Dataset records.
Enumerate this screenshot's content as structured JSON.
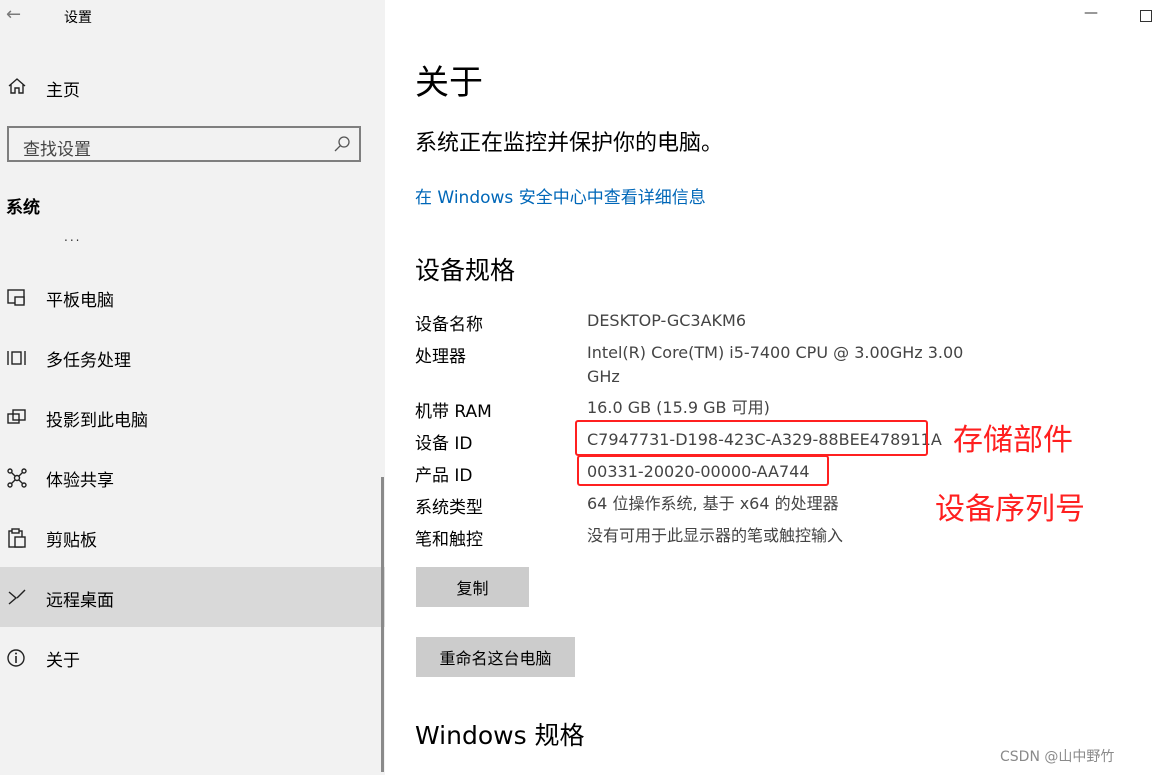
{
  "window": {
    "title": "设置",
    "minimize": "—"
  },
  "sidebar": {
    "home_label": "主页",
    "search_placeholder": "查找设置",
    "section_title": "系统",
    "ellipsis": "...",
    "items": [
      {
        "label": "平板电脑",
        "icon": "tablet-icon"
      },
      {
        "label": "多任务处理",
        "icon": "multitasking-icon"
      },
      {
        "label": "投影到此电脑",
        "icon": "project-icon"
      },
      {
        "label": "体验共享",
        "icon": "share-icon"
      },
      {
        "label": "剪贴板",
        "icon": "clipboard-icon"
      },
      {
        "label": "远程桌面",
        "icon": "remote-desktop-icon",
        "selected": true
      },
      {
        "label": "关于",
        "icon": "info-icon"
      }
    ]
  },
  "main": {
    "title": "关于",
    "status_text": "系统正在监控并保护你的电脑。",
    "security_link": "在 Windows 安全中心中查看详细信息",
    "spec_heading": "设备规格",
    "specs": [
      {
        "label": "设备名称",
        "value": "DESKTOP-GC3AKM6"
      },
      {
        "label": "处理器",
        "value": "Intel(R) Core(TM) i5-7400 CPU @ 3.00GHz   3.00 GHz"
      },
      {
        "label": "机带 RAM",
        "value": "16.0 GB (15.9 GB 可用)"
      },
      {
        "label": "设备 ID",
        "value": "C7947731-D198-423C-A329-88BEE478911A"
      },
      {
        "label": "产品 ID",
        "value": "00331-20020-00000-AA744"
      },
      {
        "label": "系统类型",
        "value": "64 位操作系统, 基于 x64 的处理器"
      },
      {
        "label": "笔和触控",
        "value": "没有可用于此显示器的笔或触控输入"
      }
    ],
    "copy_button": "复制",
    "rename_button": "重命名这台电脑",
    "windows_spec_heading": "Windows 规格"
  },
  "annotations": {
    "device_id_note": "存储部件",
    "product_id_note": "设备序列号",
    "color": "#ff2020"
  },
  "watermark": "CSDN @山中野竹",
  "colors": {
    "sidebar_bg": "#f2f2f2",
    "selected_bg": "#d9d9d9",
    "link": "#0067b8",
    "button_bg": "#cccccc"
  }
}
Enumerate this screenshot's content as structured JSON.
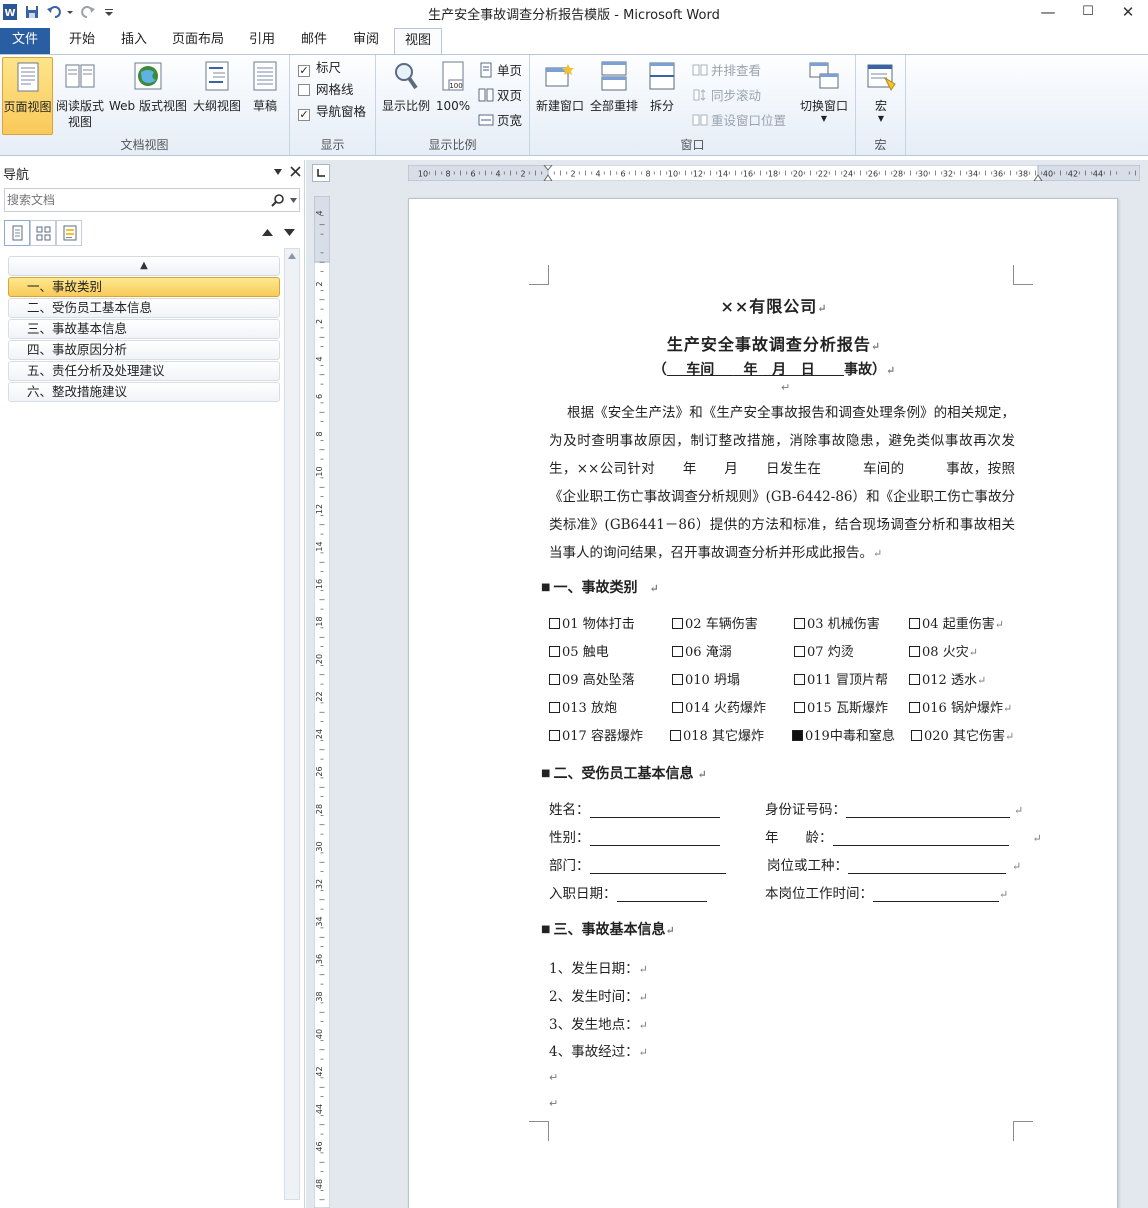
{
  "window": {
    "title": "生产安全事故调查分析报告模版 - Microsoft Word",
    "min": "—",
    "max": "☐",
    "close": "✕"
  },
  "tabs": [
    "文件",
    "开始",
    "插入",
    "页面布局",
    "引用",
    "邮件",
    "审阅",
    "视图"
  ],
  "ribbon": {
    "views": {
      "label": "文档视图",
      "print_layout": "页面视图",
      "reading_line1": "阅读版式",
      "reading_line2": "视图",
      "web": "Web 版式视图",
      "outline": "大纲视图",
      "draft": "草稿"
    },
    "show": {
      "label": "显示",
      "ruler": "标尺",
      "gridlines": "网格线",
      "nav_pane": "导航窗格"
    },
    "zoom": {
      "label": "显示比例",
      "zoom": "显示比例",
      "hundred": "100%",
      "one_page": "单页",
      "two_pages": "双页",
      "page_width": "页宽",
      "hundred_badge": "100"
    },
    "window": {
      "label": "窗口",
      "new_window": "新建窗口",
      "arrange_all": "全部重排",
      "split": "拆分",
      "side_by_side": "并排查看",
      "sync_scroll": "同步滚动",
      "reset_pos": "重设窗口位置",
      "switch": "切换窗口"
    },
    "macros": {
      "label": "宏",
      "macros": "宏"
    }
  },
  "nav": {
    "title": "导航",
    "search_placeholder": "搜索文档",
    "up": "▲",
    "items": [
      {
        "label": "一、事故类别",
        "selected": true
      },
      {
        "label": "二、受伤员工基本信息",
        "selected": false
      },
      {
        "label": "三、事故基本信息",
        "selected": false
      },
      {
        "label": "四、事故原因分析",
        "selected": false
      },
      {
        "label": "五、责任分析及处理建议",
        "selected": false
      },
      {
        "label": "六、整改措施建议",
        "selected": false
      }
    ]
  },
  "document": {
    "company": "××有限公司",
    "title": "生产安全事故调查分析报告",
    "subtitle": {
      "open": "（",
      "workshop": "    车间    ",
      "year": "  年 ",
      "month": "  月 ",
      "day": "  日      ",
      "close": "事故）"
    },
    "intro": "根据《安全生产法》和《生产安全事故报告和调查处理条例》的相关规定，为及时查明事故原因，制订整改措施，消除事故隐患，避免类似事故再次发生，××公司针对　　年　　月　　日发生在　　　车间的　　　事故，按照《企业职工伤亡事故调查分析规则》(GB-6442-86）和《企业职工伤亡事故分类标准》(GB6441－86）提供的方法和标准，结合现场调查分析和事故相关当事人的询问结果，召开事故调查分析并形成此报告。",
    "sections": {
      "s1": "一、事故类别",
      "s2": "二、受伤员工基本信息",
      "s3": "三、事故基本信息"
    },
    "categories": [
      [
        {
          "code": "01",
          "name": "物体打击",
          "checked": false
        },
        {
          "code": "02",
          "name": "车辆伤害",
          "checked": false
        },
        {
          "code": "03",
          "name": "机械伤害",
          "checked": false
        },
        {
          "code": "04",
          "name": "起重伤害",
          "checked": false
        }
      ],
      [
        {
          "code": "05",
          "name": "触电",
          "checked": false
        },
        {
          "code": "06",
          "name": "淹溺",
          "checked": false
        },
        {
          "code": "07",
          "name": "灼烫",
          "checked": false
        },
        {
          "code": "08",
          "name": "火灾",
          "checked": false
        }
      ],
      [
        {
          "code": "09",
          "name": "高处坠落",
          "checked": false
        },
        {
          "code": "010",
          "name": "坍塌",
          "checked": false
        },
        {
          "code": "011",
          "name": "冒顶片帮",
          "checked": false
        },
        {
          "code": "012",
          "name": "透水",
          "checked": false
        }
      ],
      [
        {
          "code": "013",
          "name": "放炮",
          "checked": false
        },
        {
          "code": "014",
          "name": "火药爆炸",
          "checked": false
        },
        {
          "code": "015",
          "name": "瓦斯爆炸",
          "checked": false
        },
        {
          "code": "016",
          "name": "锅炉爆炸",
          "checked": false
        }
      ],
      [
        {
          "code": "017",
          "name": "容器爆炸",
          "checked": false
        },
        {
          "code": "018",
          "name": "其它爆炸",
          "checked": false
        },
        {
          "code": "019",
          "name": "中毒和窒息",
          "checked": true
        },
        {
          "code": "020",
          "name": "其它伤害",
          "checked": false
        }
      ]
    ],
    "employee_form": {
      "name": "姓名：",
      "id_number": "身份证号码：",
      "gender": "性别：",
      "age": "年　　龄：",
      "dept": "部门：",
      "position": "岗位或工种：",
      "hire_date": "入职日期：",
      "tenure": "本岗位工作时间："
    },
    "basic_info": [
      "1、发生日期：",
      "2、发生时间：",
      "3、发生地点：",
      "4、事故经过："
    ],
    "para_mark": "↵"
  },
  "rulers": {
    "h_labels": [
      "10",
      "8",
      "6",
      "4",
      "2",
      "2",
      "4",
      "6",
      "8",
      "10",
      "12",
      "14",
      "16",
      "18",
      "20",
      "22",
      "24",
      "26",
      "28",
      "30",
      "32",
      "34",
      "36",
      "38",
      "40",
      "42",
      "44"
    ],
    "v_labels": [
      "4",
      "2",
      "2",
      "4",
      "6",
      "8",
      "10",
      "12",
      "14",
      "16",
      "18",
      "20",
      "22",
      "24",
      "26",
      "28",
      "30",
      "32",
      "34",
      "36",
      "38",
      "40",
      "42",
      "44",
      "46",
      "48"
    ]
  }
}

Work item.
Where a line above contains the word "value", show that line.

Result of this exercise.
        "value": "DESKTOP-GC3AKM6"
        "value": "Intel(R) Core(TM) i5-7400 CPU @ 3.00GHz   3.00 GHz"
        "value": "16.0 GB (15.9 GB 可用)"
        "value": "C7947731-D198-423C-A329-88BEE478911A"
        "value": "00331-20020-00000-AA744"
        "value": "64 位操作系统, 基于 x64 的处理器"
        "value": "没有可用于此显示器的笔或触控输入"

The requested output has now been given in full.